*PROBLEM REQUIREMENTS:* Copy each line of the data beneath in which the word "Średnioroczna" appears.

*SUPPLIED DATA:*
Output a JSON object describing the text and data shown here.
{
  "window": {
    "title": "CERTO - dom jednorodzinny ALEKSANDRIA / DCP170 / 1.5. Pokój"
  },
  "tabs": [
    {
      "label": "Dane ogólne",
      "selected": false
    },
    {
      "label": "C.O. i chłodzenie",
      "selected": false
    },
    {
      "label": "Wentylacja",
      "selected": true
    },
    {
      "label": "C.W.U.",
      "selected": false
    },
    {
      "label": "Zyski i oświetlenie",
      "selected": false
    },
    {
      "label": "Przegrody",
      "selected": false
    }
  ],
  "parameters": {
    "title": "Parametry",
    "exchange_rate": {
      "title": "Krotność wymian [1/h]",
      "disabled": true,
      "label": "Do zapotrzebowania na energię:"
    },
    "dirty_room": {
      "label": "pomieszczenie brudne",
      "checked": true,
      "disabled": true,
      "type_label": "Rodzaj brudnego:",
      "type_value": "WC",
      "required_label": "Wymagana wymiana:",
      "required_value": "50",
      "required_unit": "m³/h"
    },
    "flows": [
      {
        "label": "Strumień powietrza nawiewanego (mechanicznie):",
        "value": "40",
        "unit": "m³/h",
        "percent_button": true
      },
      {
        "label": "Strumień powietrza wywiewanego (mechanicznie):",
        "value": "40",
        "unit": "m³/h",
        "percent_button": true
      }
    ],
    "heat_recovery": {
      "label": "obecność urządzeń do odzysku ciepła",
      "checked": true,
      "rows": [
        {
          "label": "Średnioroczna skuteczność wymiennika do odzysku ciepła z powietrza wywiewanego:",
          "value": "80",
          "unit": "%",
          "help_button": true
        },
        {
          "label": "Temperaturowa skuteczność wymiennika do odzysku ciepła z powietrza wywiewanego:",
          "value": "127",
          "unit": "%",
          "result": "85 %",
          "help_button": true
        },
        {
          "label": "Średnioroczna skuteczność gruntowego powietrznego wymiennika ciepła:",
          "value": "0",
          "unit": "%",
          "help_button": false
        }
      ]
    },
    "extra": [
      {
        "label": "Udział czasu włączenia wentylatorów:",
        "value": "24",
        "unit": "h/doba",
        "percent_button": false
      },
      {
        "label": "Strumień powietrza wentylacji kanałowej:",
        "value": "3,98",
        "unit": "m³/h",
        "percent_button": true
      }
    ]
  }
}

*WRITTEN SOLUTION:*
          "label": "Średnioroczna skuteczność wymiennika do odzysku ciepła z powietrza wywiewanego:",
          "label": "Średnioroczna skuteczność gruntowego powietrznego wymiennika ciepła:",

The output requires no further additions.